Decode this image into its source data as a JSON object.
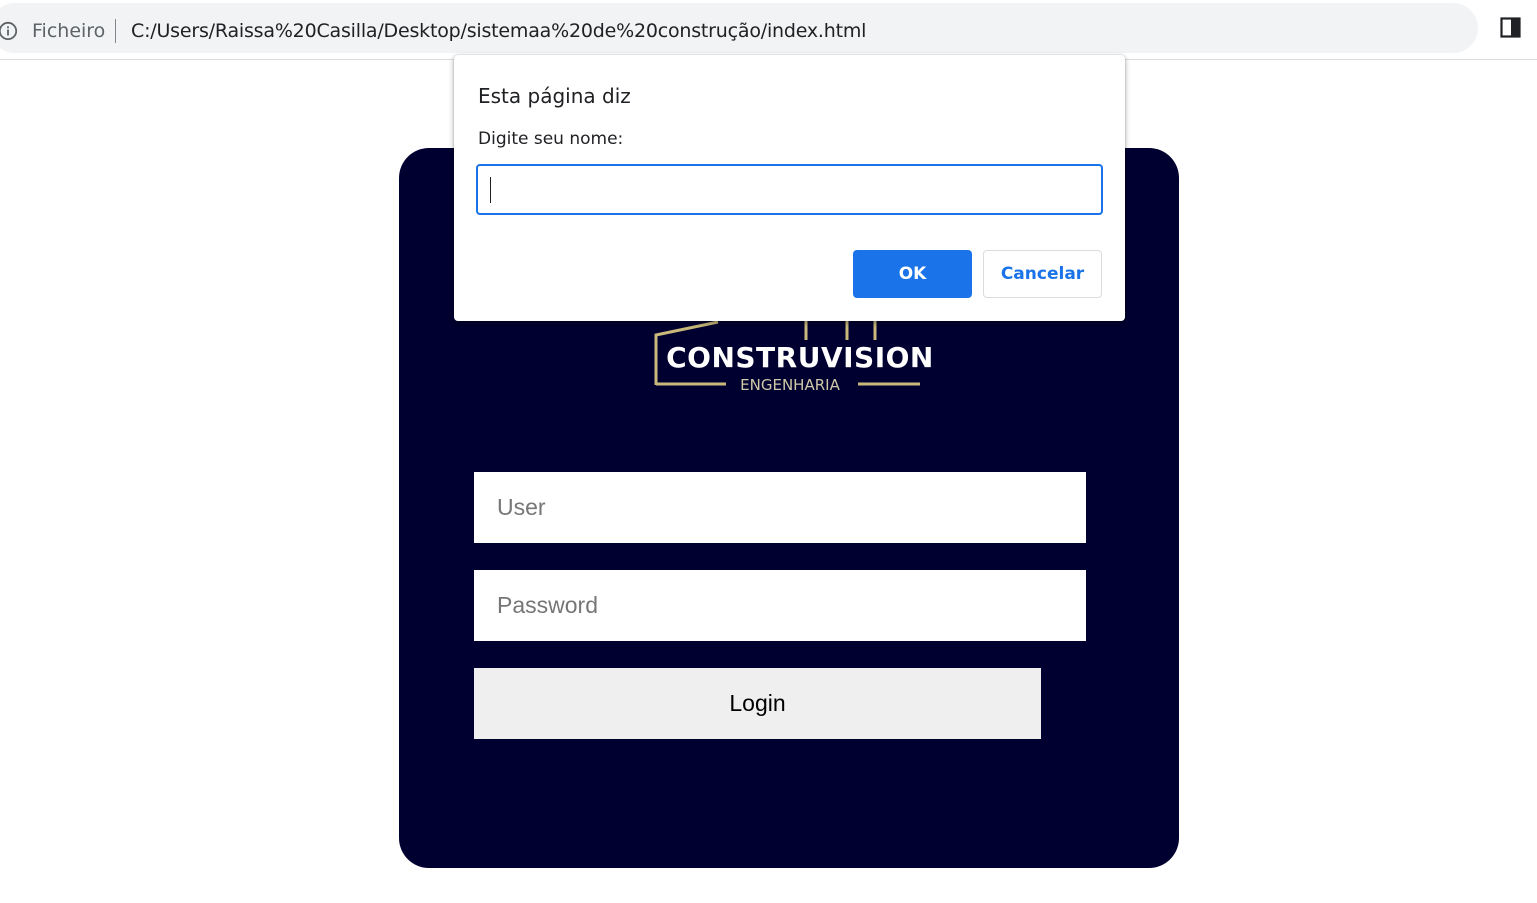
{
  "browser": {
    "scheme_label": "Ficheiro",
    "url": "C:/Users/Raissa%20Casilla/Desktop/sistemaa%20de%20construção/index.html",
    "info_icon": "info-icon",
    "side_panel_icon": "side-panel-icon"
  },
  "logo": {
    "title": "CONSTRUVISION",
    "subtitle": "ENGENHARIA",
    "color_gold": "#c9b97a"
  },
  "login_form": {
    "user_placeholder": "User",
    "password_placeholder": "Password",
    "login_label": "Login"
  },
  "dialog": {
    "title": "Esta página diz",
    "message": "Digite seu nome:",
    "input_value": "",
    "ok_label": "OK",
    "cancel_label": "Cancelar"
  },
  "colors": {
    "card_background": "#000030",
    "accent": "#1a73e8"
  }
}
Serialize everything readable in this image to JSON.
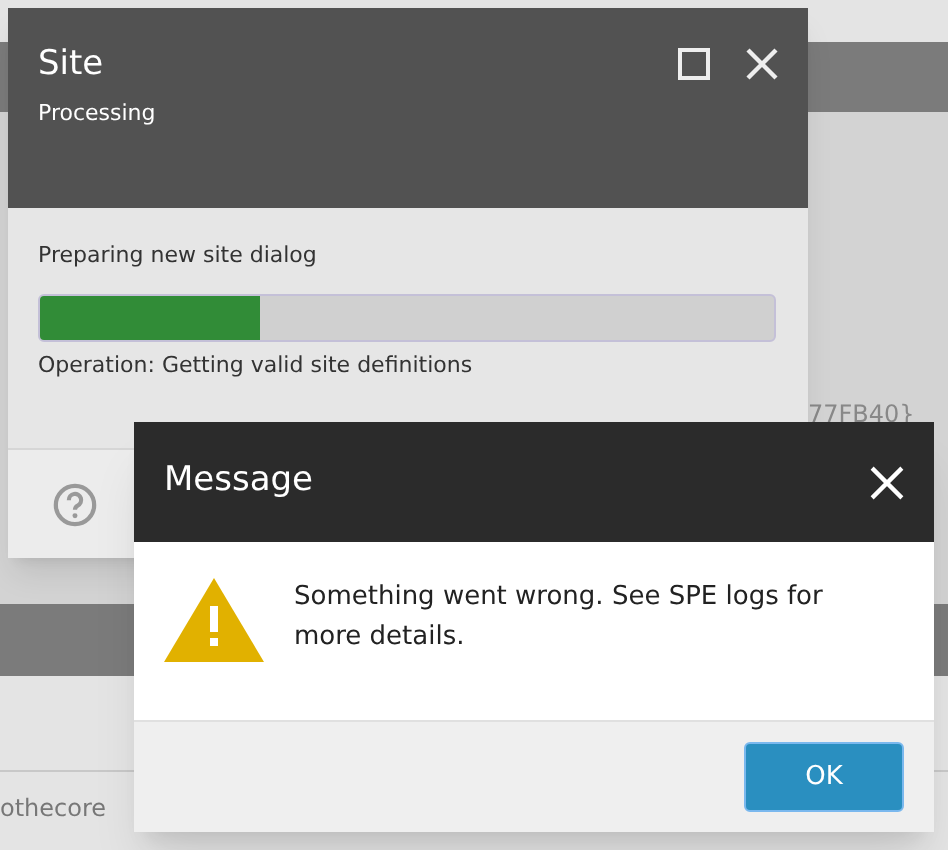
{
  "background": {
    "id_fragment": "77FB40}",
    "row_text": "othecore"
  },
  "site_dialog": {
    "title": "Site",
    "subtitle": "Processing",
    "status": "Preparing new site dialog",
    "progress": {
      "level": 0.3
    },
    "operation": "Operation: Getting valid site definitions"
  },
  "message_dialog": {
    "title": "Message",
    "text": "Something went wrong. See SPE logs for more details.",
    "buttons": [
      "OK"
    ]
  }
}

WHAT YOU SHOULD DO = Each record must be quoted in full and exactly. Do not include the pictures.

RESULT OF THIS TASK =
Decode this image into its source data as a JSON object.
{
  "browser": {
    "scheme_label": "Ficheiro",
    "url": "C:/Users/Raissa%20Casilla/Desktop/sistemaa%20de%20construção/index.html",
    "info_icon": "info-icon",
    "side_panel_icon": "side-panel-icon"
  },
  "logo": {
    "title": "CONSTRUVISION",
    "subtitle": "ENGENHARIA",
    "color_gold": "#c9b97a"
  },
  "login_form": {
    "user_placeholder": "User",
    "password_placeholder": "Password",
    "login_label": "Login"
  },
  "dialog": {
    "title": "Esta página diz",
    "message": "Digite seu nome:",
    "input_value": "",
    "ok_label": "OK",
    "cancel_label": "Cancelar"
  },
  "colors": {
    "card_background": "#000030",
    "accent": "#1a73e8"
  }
}
Serialize everything readable in this image to JSON.
{
  "background": {
    "id_fragment": "77FB40}",
    "row_text": "othecore"
  },
  "site_dialog": {
    "title": "Site",
    "subtitle": "Processing",
    "status": "Preparing new site dialog",
    "progress": {
      "level": 0.3
    },
    "operation": "Operation: Getting valid site definitions"
  },
  "message_dialog": {
    "title": "Message",
    "text": "Something went wrong. See SPE logs for more details.",
    "buttons": [
      "OK"
    ]
  }
}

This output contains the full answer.